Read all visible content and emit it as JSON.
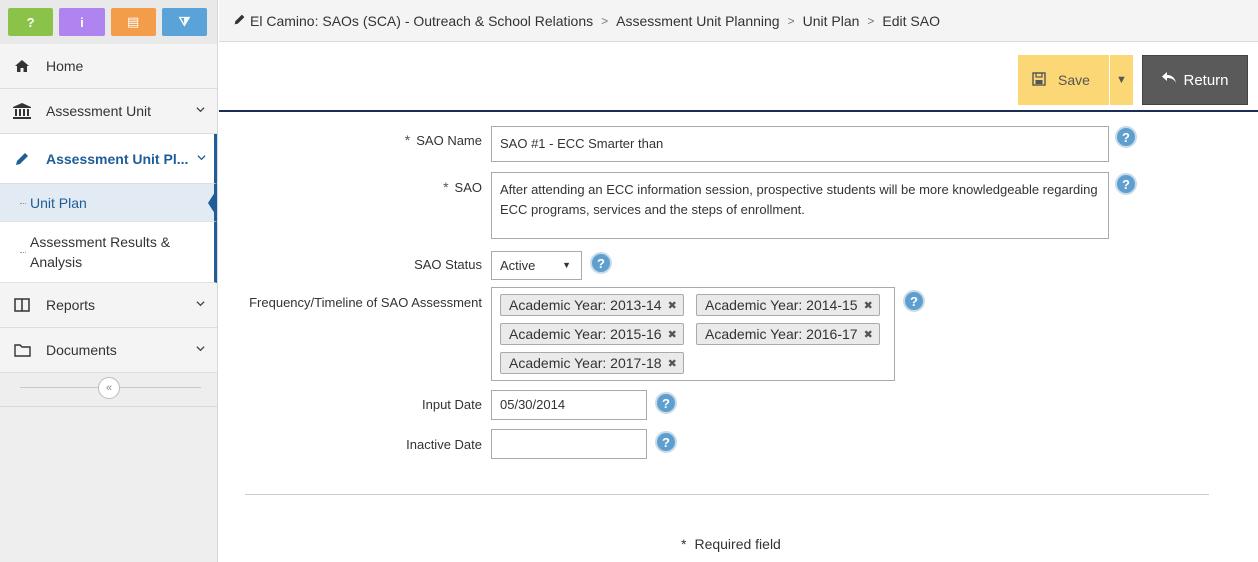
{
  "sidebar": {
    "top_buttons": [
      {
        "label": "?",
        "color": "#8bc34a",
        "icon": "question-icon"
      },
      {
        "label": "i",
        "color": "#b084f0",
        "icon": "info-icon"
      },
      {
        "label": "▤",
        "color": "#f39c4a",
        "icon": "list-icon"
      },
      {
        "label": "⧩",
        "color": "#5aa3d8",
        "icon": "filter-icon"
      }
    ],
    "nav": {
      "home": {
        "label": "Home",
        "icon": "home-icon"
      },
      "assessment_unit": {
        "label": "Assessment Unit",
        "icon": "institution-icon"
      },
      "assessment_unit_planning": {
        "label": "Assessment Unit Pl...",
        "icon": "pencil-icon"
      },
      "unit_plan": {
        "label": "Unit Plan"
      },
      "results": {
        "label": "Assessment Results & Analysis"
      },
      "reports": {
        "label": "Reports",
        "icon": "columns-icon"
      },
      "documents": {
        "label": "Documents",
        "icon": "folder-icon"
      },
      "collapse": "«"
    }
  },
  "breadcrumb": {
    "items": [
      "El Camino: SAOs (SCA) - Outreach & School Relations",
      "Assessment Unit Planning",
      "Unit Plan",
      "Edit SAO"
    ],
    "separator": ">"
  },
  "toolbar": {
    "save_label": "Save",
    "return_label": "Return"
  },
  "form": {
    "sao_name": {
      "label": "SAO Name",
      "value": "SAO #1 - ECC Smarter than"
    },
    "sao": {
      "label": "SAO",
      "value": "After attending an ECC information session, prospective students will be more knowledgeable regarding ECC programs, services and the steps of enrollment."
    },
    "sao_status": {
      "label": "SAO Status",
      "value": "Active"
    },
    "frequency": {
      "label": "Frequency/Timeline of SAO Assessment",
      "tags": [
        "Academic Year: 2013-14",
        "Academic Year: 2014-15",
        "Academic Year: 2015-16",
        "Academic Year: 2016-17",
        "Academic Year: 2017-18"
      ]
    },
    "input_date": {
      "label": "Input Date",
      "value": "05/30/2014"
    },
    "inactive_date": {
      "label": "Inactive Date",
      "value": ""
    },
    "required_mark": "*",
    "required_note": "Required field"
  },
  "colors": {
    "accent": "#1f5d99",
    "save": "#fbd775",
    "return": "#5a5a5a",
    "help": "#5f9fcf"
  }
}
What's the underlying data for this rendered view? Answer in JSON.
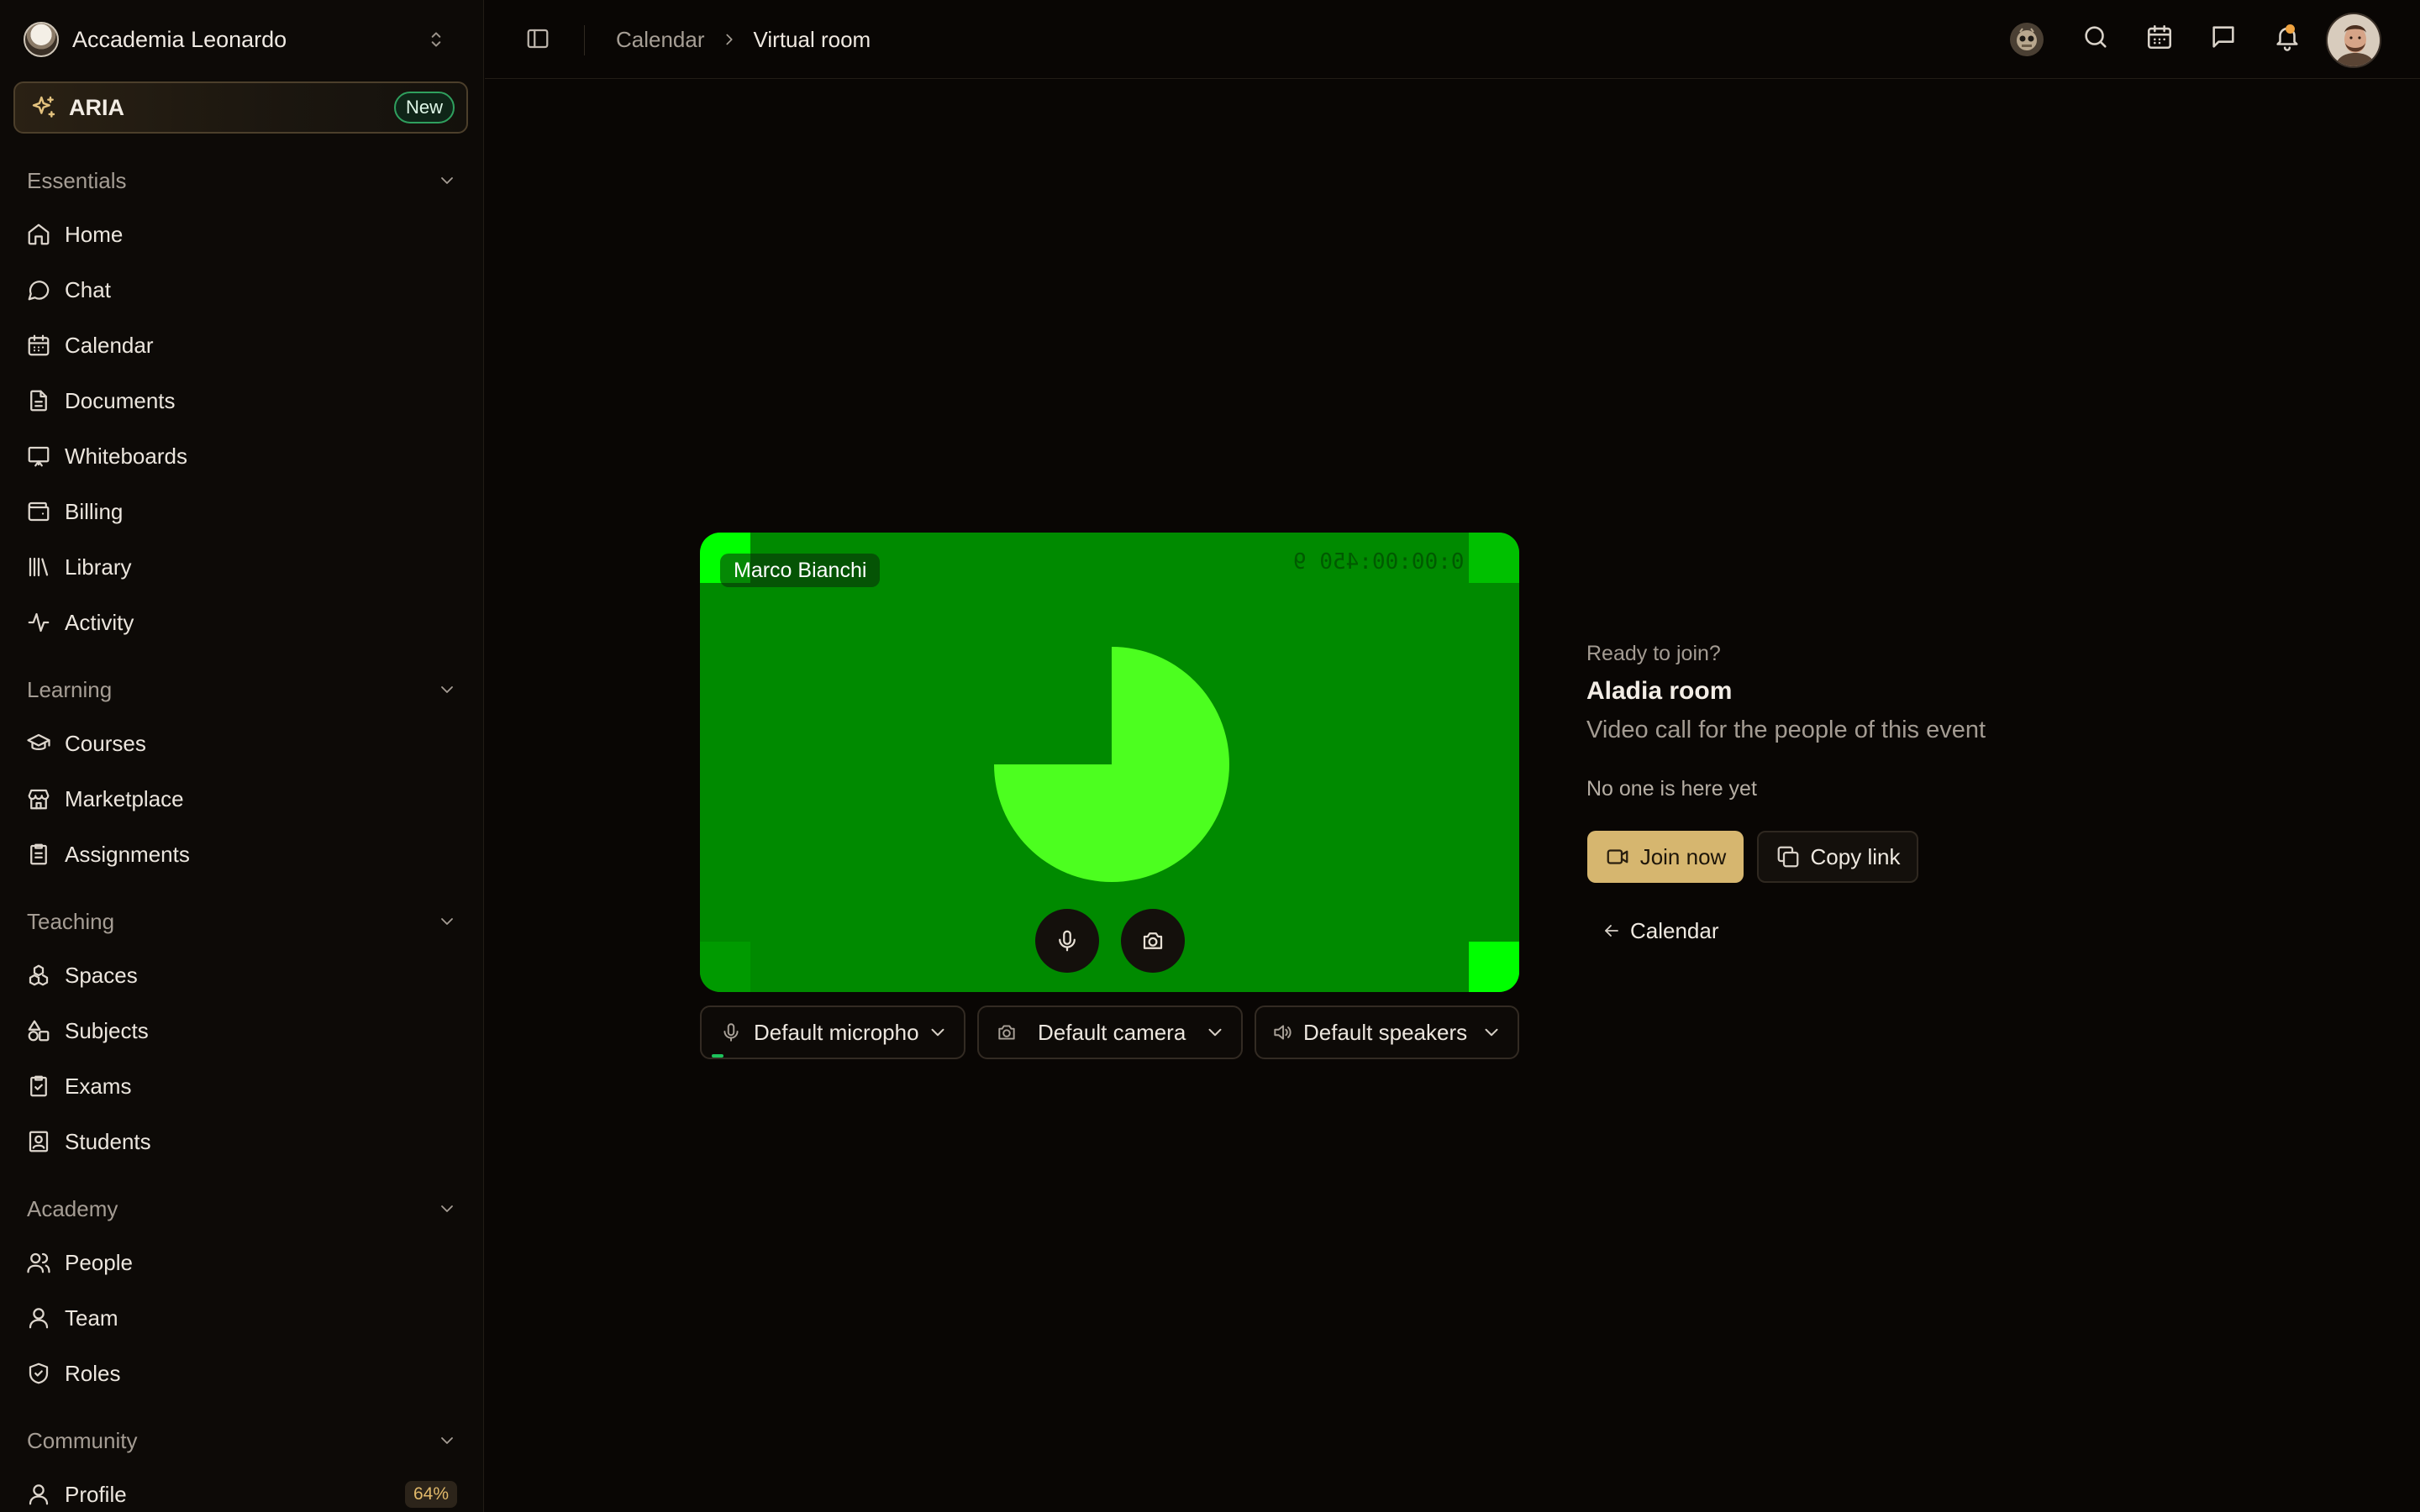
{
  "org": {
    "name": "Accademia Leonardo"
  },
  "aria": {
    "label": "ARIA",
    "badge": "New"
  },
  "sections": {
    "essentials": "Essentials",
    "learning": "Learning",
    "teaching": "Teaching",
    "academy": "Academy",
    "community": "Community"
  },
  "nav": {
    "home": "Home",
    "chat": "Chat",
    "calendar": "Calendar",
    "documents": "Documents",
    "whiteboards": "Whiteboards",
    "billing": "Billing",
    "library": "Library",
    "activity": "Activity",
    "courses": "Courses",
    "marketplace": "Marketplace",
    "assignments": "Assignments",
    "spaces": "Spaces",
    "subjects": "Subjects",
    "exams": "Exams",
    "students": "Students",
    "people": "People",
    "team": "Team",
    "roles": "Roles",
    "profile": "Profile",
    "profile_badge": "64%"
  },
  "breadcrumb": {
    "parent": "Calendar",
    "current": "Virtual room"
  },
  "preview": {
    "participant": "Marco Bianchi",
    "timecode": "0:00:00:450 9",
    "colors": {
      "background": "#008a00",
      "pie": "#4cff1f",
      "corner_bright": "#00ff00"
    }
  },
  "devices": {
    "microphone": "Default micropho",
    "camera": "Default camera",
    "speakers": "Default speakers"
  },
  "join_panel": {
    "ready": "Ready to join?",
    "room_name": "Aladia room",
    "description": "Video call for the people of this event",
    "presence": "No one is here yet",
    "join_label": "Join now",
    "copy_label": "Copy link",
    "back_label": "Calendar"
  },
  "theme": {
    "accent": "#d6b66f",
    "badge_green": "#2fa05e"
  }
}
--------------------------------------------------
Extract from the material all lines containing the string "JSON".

• _The answer_:
Read all visible content and emit it as JSON.
What's the underlying data for this rendered view? Answer in JSON.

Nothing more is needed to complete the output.